What you are asked to do
Would you please give the entries again word for word, with no images in your copy?

Record extracts
--
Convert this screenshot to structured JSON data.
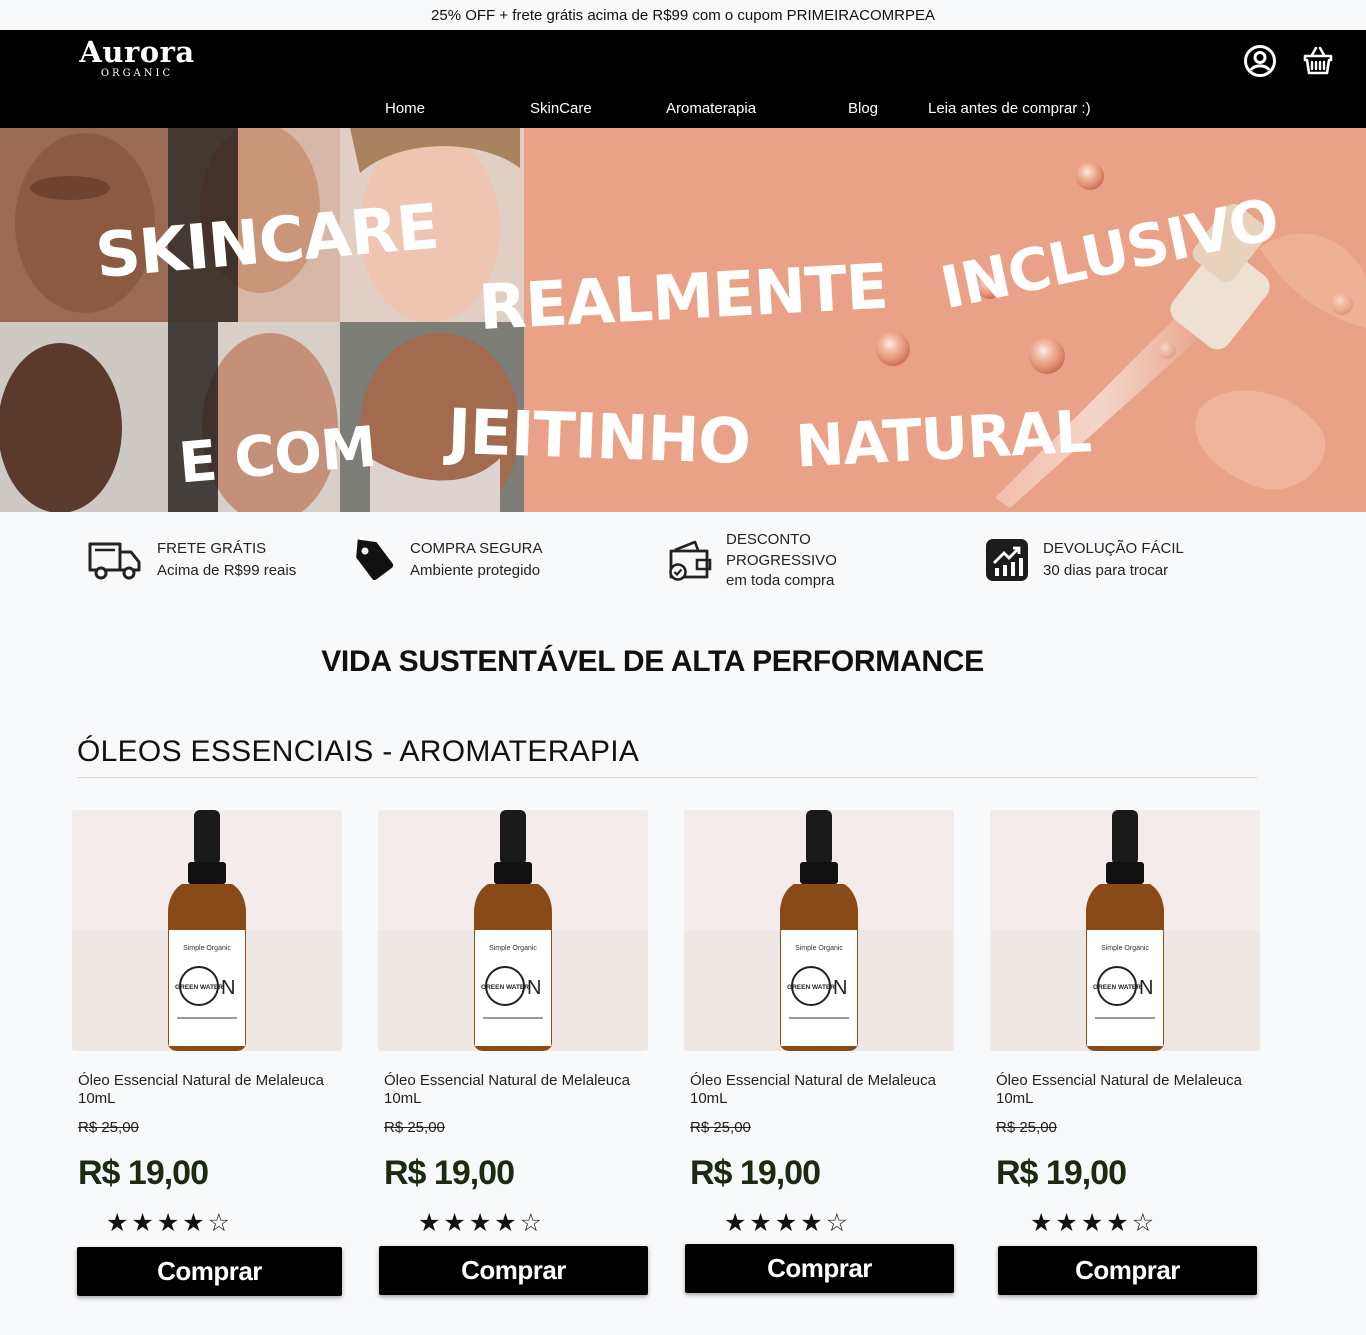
{
  "promo": {
    "text": "25% OFF + frete grátis acima de R$99 com o cupom PRIMEIRACOMRPEA"
  },
  "header": {
    "logo_main": "Aurora",
    "logo_sub": "ORGANIC",
    "nav": [
      "Home",
      "SkinCare",
      "Aromaterapia",
      "Blog",
      "Leia antes de comprar :)"
    ],
    "icons": [
      "user-account-icon",
      "basket-icon"
    ]
  },
  "hero": {
    "words": [
      "SKINCARE",
      "REALMENTE",
      "INCLUSIVO",
      "E COM",
      "JEITINHO",
      "NATURAL"
    ]
  },
  "features": [
    {
      "icon": "truck-icon",
      "title": "FRETE GRÁTIS",
      "lines": [
        "Acima de R$99 reais"
      ]
    },
    {
      "icon": "tag-icon",
      "title": "COMPRA SEGURA",
      "lines": [
        "Ambiente protegido"
      ]
    },
    {
      "icon": "wallet-check-icon",
      "title": "DESCONTO",
      "lines": [
        "PROGRESSIVO",
        "em toda compra"
      ]
    },
    {
      "icon": "chart-up-icon",
      "title": "DEVOLUÇÃO FÁCIL",
      "lines": [
        "30 dias para trocar"
      ]
    }
  ],
  "tagline": "VIDA SUSTENTÁVEL DE ALTA PERFORMANCE",
  "section": {
    "title": "ÓLEOS ESSENCIAIS - AROMATERAPIA"
  },
  "products": [
    {
      "name": "Óleo Essencial Natural de Melaleuca 10mL",
      "old_price": "R$ 25,00",
      "price": "R$ 19,00",
      "rating": 4,
      "stars": "★★★★☆",
      "button": "Comprar",
      "label_brand": "Simple Organic",
      "label_name": "GREEN WATER",
      "label_letter": "N"
    },
    {
      "name": "Óleo Essencial Natural de Melaleuca 10mL",
      "old_price": "R$ 25,00",
      "price": "R$ 19,00",
      "rating": 4,
      "stars": "★★★★☆",
      "button": "Comprar",
      "label_brand": "Simple Organic",
      "label_name": "GREEN WATER",
      "label_letter": "N"
    },
    {
      "name": "Óleo Essencial Natural de Melaleuca 10mL",
      "old_price": "R$ 25,00",
      "price": "R$ 19,00",
      "rating": 4,
      "stars": "★★★★☆",
      "button": "Comprar",
      "label_brand": "Simple Organic",
      "label_name": "GREEN WATER",
      "label_letter": "N"
    },
    {
      "name": "Óleo Essencial Natural de Melaleuca 10mL",
      "old_price": "R$ 25,00",
      "price": "R$ 19,00",
      "rating": 4,
      "stars": "★★★★☆",
      "button": "Comprar",
      "label_brand": "Simple Organic",
      "label_name": "GREEN WATER",
      "label_letter": "N"
    }
  ],
  "colors": {
    "header_bg": "#000000",
    "page_bg": "#f8f9fb",
    "hero_bg": "#e9a287",
    "price": "#1b2a10",
    "button_bg": "#000000"
  }
}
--
Task answer
Convert this screenshot to structured JSON data.
{
  "promo": {
    "text": "25% OFF + frete grátis acima de R$99 com o cupom PRIMEIRACOMRPEA"
  },
  "header": {
    "logo_main": "Aurora",
    "logo_sub": "ORGANIC",
    "nav": [
      "Home",
      "SkinCare",
      "Aromaterapia",
      "Blog",
      "Leia antes de comprar :)"
    ],
    "icons": [
      "user-account-icon",
      "basket-icon"
    ]
  },
  "hero": {
    "words": [
      "SKINCARE",
      "REALMENTE",
      "INCLUSIVO",
      "E COM",
      "JEITINHO",
      "NATURAL"
    ]
  },
  "features": [
    {
      "icon": "truck-icon",
      "title": "FRETE GRÁTIS",
      "lines": [
        "Acima de R$99 reais"
      ]
    },
    {
      "icon": "tag-icon",
      "title": "COMPRA SEGURA",
      "lines": [
        "Ambiente protegido"
      ]
    },
    {
      "icon": "wallet-check-icon",
      "title": "DESCONTO",
      "lines": [
        "PROGRESSIVO",
        "em toda compra"
      ]
    },
    {
      "icon": "chart-up-icon",
      "title": "DEVOLUÇÃO FÁCIL",
      "lines": [
        "30 dias para trocar"
      ]
    }
  ],
  "tagline": "VIDA SUSTENTÁVEL DE ALTA PERFORMANCE",
  "section": {
    "title": "ÓLEOS ESSENCIAIS - AROMATERAPIA"
  },
  "products": [
    {
      "name": "Óleo Essencial Natural de Melaleuca 10mL",
      "old_price": "R$ 25,00",
      "price": "R$ 19,00",
      "rating": 4,
      "stars": "★★★★☆",
      "button": "Comprar",
      "label_brand": "Simple Organic",
      "label_name": "GREEN WATER",
      "label_letter": "N"
    },
    {
      "name": "Óleo Essencial Natural de Melaleuca 10mL",
      "old_price": "R$ 25,00",
      "price": "R$ 19,00",
      "rating": 4,
      "stars": "★★★★☆",
      "button": "Comprar",
      "label_brand": "Simple Organic",
      "label_name": "GREEN WATER",
      "label_letter": "N"
    },
    {
      "name": "Óleo Essencial Natural de Melaleuca 10mL",
      "old_price": "R$ 25,00",
      "price": "R$ 19,00",
      "rating": 4,
      "stars": "★★★★☆",
      "button": "Comprar",
      "label_brand": "Simple Organic",
      "label_name": "GREEN WATER",
      "label_letter": "N"
    },
    {
      "name": "Óleo Essencial Natural de Melaleuca 10mL",
      "old_price": "R$ 25,00",
      "price": "R$ 19,00",
      "rating": 4,
      "stars": "★★★★☆",
      "button": "Comprar",
      "label_brand": "Simple Organic",
      "label_name": "GREEN WATER",
      "label_letter": "N"
    }
  ],
  "colors": {
    "header_bg": "#000000",
    "page_bg": "#f8f9fb",
    "hero_bg": "#e9a287",
    "price": "#1b2a10",
    "button_bg": "#000000"
  }
}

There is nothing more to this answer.